Intel’s most recent 10K filing lists the VLSI lawsuits as ongoing litigation, noting that VLSI seeks a total of $7.1 billion in damages from all eight alleged violations, along with future royalties, attorney’s fees, costs, and interest. Intel predicts that totals up to $11 billion, collectively.
Intel commented on today’s ruling, saying to Tom’s Hardware, “Intel strongly disagrees with today’s jury verdict. We intend to appeal and are confident that we will prevail.”
According to the Waco Tribune-Herald, one patent pertains to saving computer power, while another pertains to increasing the speed of the processor. We tracked down the patents, with the ‘759 patent‘ relating to clock speed management, while the ‘373 patent‘ describes a method to reduce the memory’s minimum operating voltage.
VLSI originally purchased the patents in question from NXP Semiconductors, which will also get an unspecified portion of the awards. However, the patents originated with Freescale Semiconductor Inc. and SigmaTel Inc., both of which were purchased by NXP Semiconductors.
Intel has denied that it violated the patents, and along with Apple, has previously filed an antitrust lawsuit against VLSI’s parent company, Fortress, claiming the company had unlawfully aggregated patents.
Intel’s lawyers said in the closing arguments that VLSI has no products and that its only source of revenue is from the lawsuits, obviously implying the company is merely a patent troll.

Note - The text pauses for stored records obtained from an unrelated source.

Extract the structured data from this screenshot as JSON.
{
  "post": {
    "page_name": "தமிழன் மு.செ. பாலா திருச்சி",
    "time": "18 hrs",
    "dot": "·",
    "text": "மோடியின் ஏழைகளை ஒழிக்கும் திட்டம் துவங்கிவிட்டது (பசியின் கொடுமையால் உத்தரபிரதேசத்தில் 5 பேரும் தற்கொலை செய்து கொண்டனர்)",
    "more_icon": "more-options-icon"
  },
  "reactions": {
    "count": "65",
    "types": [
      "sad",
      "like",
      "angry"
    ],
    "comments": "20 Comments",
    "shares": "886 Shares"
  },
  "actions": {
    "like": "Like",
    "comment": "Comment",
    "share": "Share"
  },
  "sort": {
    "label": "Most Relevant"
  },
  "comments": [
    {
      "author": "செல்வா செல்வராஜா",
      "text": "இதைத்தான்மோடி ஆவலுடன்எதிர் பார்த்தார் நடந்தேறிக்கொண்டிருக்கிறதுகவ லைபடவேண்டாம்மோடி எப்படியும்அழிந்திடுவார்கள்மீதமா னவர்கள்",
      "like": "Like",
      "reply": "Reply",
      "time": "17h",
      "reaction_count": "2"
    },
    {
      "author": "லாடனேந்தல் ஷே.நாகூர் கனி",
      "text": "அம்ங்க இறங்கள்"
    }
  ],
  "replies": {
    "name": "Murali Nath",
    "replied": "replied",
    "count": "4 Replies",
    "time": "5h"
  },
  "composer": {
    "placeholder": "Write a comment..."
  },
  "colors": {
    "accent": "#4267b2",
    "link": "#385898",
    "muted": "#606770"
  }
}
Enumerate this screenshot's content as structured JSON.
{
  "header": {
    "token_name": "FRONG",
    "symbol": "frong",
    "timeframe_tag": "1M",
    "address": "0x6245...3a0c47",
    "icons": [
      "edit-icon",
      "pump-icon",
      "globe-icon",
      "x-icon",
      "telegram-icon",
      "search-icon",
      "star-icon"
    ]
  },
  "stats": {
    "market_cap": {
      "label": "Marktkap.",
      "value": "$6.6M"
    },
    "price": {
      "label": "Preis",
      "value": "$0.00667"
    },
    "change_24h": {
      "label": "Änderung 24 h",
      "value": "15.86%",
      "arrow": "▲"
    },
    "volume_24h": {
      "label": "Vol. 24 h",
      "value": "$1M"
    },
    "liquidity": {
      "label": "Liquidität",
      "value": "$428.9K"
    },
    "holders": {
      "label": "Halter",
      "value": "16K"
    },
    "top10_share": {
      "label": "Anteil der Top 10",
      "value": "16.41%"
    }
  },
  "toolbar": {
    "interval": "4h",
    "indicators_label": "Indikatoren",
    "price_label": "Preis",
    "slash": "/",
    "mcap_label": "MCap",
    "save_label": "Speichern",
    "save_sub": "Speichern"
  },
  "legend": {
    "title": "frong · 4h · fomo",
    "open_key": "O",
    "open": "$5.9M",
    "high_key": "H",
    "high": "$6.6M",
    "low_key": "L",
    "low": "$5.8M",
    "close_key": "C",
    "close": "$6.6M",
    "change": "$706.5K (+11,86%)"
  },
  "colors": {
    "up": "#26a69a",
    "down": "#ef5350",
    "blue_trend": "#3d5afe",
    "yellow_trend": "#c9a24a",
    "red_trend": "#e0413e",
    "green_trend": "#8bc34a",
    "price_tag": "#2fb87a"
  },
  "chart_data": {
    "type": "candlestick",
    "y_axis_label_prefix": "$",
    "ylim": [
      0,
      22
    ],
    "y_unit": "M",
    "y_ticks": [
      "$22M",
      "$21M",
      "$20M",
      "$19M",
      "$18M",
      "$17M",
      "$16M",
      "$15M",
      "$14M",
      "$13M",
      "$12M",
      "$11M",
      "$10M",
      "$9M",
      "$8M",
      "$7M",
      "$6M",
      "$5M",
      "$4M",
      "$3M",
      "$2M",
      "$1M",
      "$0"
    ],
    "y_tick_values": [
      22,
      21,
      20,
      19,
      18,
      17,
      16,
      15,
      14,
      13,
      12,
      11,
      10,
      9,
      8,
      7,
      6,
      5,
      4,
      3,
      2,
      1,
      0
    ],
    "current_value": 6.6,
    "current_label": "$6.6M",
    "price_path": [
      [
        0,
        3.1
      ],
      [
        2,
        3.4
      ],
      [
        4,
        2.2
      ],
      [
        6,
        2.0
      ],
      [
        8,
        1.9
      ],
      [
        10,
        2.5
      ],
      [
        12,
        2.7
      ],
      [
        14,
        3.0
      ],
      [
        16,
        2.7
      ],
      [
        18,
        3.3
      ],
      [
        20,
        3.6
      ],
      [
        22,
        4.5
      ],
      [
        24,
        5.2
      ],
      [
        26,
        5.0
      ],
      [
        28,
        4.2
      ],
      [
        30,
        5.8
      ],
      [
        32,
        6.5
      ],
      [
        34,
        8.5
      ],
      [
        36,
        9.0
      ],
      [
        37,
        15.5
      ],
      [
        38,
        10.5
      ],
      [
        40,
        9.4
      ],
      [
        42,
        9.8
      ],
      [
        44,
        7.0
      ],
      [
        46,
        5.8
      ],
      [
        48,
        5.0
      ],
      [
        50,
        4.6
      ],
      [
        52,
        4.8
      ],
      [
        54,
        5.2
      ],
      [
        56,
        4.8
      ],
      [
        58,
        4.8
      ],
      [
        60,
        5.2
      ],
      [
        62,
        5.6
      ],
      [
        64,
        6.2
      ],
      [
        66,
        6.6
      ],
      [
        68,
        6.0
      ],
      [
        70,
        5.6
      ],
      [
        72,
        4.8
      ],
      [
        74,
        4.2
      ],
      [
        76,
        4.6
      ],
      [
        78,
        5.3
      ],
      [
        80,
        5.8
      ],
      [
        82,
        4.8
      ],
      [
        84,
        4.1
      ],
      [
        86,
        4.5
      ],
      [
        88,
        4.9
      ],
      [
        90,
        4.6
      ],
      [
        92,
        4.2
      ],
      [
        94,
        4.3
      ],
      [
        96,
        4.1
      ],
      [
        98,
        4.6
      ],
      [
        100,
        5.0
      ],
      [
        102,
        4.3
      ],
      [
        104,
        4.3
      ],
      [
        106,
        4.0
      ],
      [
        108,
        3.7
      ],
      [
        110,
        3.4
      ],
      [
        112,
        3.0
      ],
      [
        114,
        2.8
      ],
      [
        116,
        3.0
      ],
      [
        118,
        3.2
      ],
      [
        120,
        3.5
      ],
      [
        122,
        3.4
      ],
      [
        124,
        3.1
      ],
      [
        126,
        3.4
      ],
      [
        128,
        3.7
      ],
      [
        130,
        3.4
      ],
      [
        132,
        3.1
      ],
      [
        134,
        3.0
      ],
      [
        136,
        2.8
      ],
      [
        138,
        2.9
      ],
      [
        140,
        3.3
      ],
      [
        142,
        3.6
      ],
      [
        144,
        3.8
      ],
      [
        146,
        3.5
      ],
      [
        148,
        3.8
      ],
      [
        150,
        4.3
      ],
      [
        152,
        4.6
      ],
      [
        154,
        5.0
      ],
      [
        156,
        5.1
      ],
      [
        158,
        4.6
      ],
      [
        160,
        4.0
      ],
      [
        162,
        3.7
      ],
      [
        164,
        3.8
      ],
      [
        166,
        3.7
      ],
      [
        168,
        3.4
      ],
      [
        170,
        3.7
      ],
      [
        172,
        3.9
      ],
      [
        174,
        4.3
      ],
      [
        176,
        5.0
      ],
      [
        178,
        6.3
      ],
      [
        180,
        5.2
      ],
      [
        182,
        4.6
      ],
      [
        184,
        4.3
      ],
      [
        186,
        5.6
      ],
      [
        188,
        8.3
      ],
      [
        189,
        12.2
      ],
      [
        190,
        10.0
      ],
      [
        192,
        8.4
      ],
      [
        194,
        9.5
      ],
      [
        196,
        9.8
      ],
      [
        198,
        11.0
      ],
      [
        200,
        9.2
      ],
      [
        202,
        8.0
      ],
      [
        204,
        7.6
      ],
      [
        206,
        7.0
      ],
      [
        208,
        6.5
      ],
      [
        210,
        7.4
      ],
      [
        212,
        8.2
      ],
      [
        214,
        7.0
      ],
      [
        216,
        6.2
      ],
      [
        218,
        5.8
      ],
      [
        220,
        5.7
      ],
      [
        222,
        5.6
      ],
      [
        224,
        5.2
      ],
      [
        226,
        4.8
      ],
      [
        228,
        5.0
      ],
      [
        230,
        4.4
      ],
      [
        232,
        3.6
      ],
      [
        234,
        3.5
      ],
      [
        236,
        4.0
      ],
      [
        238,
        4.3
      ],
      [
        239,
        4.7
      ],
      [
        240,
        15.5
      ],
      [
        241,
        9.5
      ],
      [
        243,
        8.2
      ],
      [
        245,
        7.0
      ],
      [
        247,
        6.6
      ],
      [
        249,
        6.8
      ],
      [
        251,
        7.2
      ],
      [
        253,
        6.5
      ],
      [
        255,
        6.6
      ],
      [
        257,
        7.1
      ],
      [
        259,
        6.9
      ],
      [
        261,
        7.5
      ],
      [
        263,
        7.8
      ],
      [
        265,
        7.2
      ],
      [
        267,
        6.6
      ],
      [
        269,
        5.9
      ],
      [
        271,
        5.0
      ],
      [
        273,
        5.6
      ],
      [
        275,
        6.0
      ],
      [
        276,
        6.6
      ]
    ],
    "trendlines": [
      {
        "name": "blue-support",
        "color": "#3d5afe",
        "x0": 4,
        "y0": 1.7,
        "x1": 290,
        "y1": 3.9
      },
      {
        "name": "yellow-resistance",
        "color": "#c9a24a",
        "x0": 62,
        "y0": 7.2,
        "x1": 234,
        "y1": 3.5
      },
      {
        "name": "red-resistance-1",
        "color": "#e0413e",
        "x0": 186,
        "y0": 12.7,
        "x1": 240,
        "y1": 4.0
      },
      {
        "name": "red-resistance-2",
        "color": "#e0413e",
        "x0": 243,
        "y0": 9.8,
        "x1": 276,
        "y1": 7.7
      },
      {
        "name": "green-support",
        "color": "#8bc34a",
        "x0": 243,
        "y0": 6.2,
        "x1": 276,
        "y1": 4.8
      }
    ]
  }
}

To keep things in perspective, while the $2.2 billion in damages is obviously high, Intel raked in $77.9 billion in revenue during 2020, so it’s a manageable sum. However, it is significantly higher than the $1.2 billion fine Intel was slapped with for antitrust behavior against AMD a decade ago, and the company still disputes that fine in court today.